Imagine this: It’s mid morning during winter and your walking on warm concrete floors. Feels good, right? Before getting heated flooring consider the different types of floor heating that you can get. There are three main types of heating:
- Via electric wires – more likely in residential construction
- Via hot water tubes – used in residential construction
- Radiant air floors – used in commercial buildings
Option one is easier to install and is a more affordable buy, but more expensive in the long run. Heating via hot water tubes, also known as hydronic heating, is less expensive to operate, hence its more likely to be used in larger areas. The initial cost for this is higher than electric wires since the install is more complicated – you have to hook it up to a water heater.
Floor heating costs are as follows:
- Electric floor heating can be 60% less depending on size and circuits.
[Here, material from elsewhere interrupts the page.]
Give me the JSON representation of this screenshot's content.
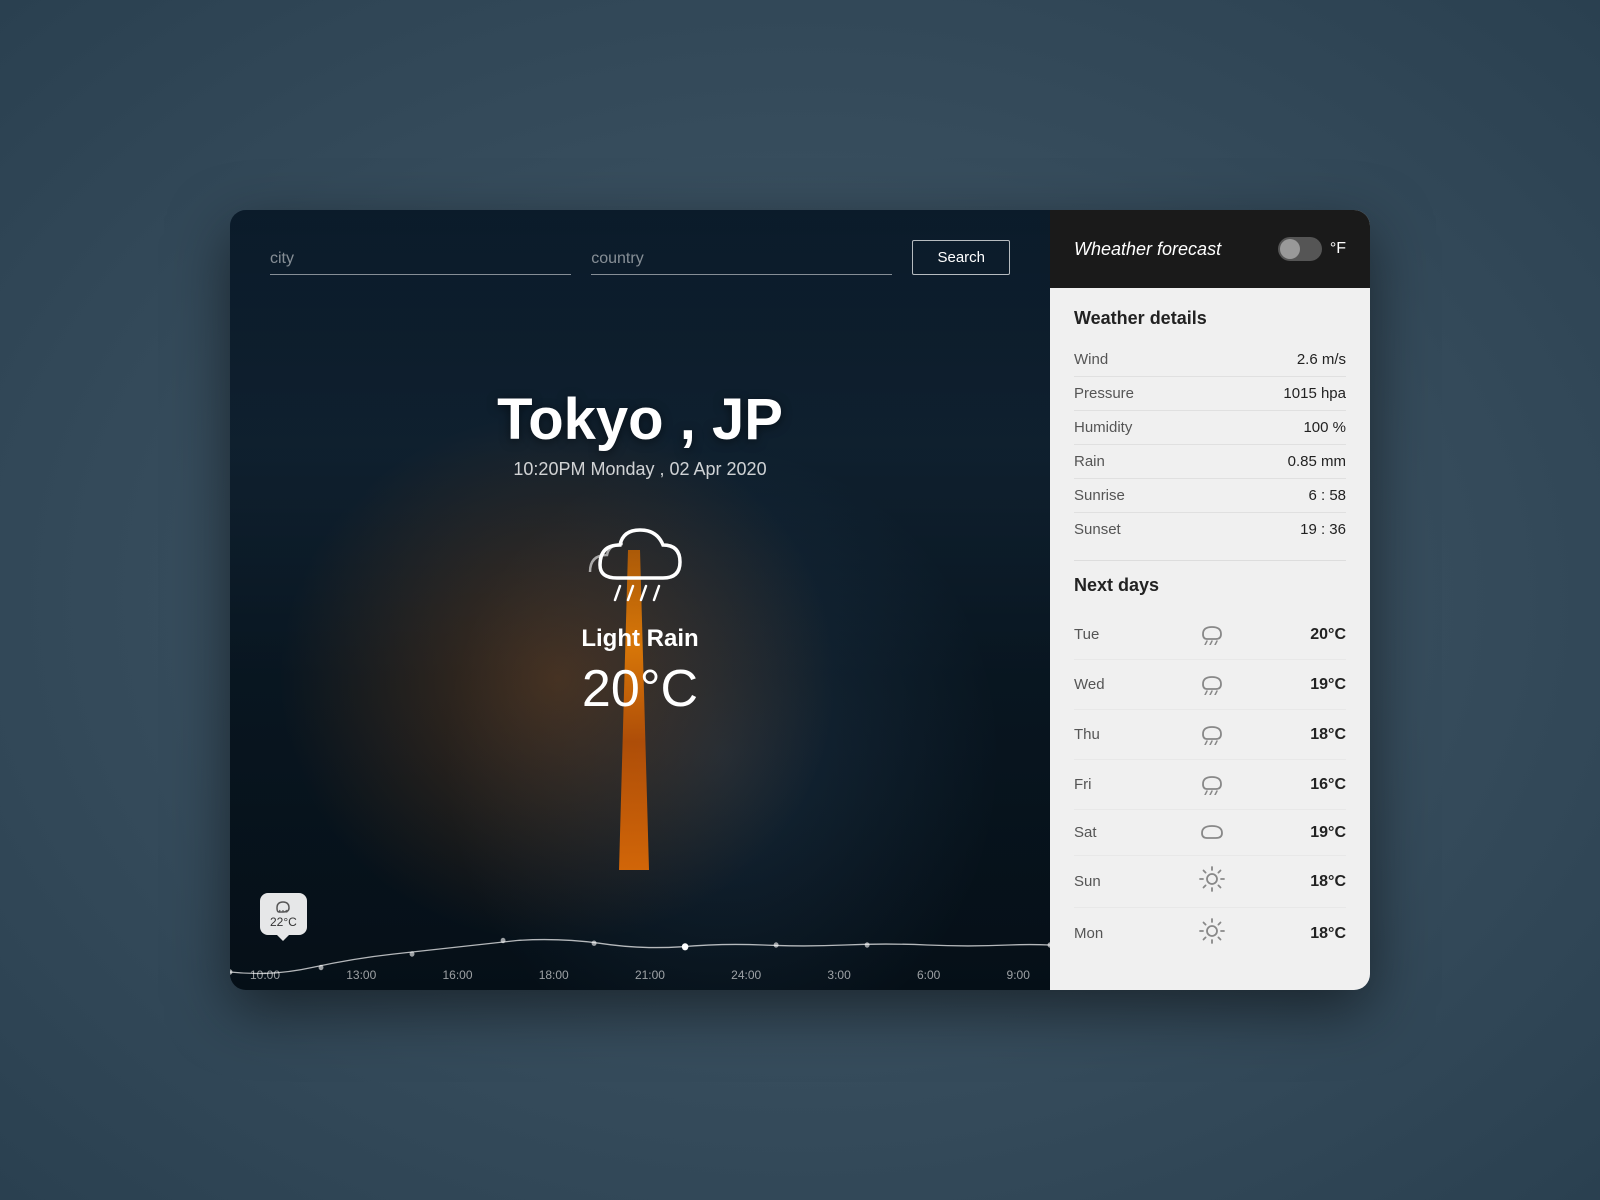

Labor can be between $1,500-2,500.
- 55% cheaper than electric heating, hydronic heating boilers can cost around $4,000. Total cost can start at $12,000 for material and installation.
Expect to save money in heating with either one of these options. With floor heating, also called radiant heating, we keep warmer with at a lower temperature compared to heated air. As shown in the image above having air heating is less efficient and you are more likely to be colder at the same temperature. Expect in-floor radiant heating to last more than 35 years if well maintained.
There are two types of radiant floor heating–wet and dry. Dry installation is a system of tubing underneath the subfloor between the joists. Wet installation is the most common on the ground floor.
Other benefits for radiant heating to take into consideration include:
- Better air quality
- Increased comfort
- No visible radiators, ducts, or holes
- Quiet heating system
You won’t regret the extra comfort from floor heating, especially in the cold San Francisco weather that we have.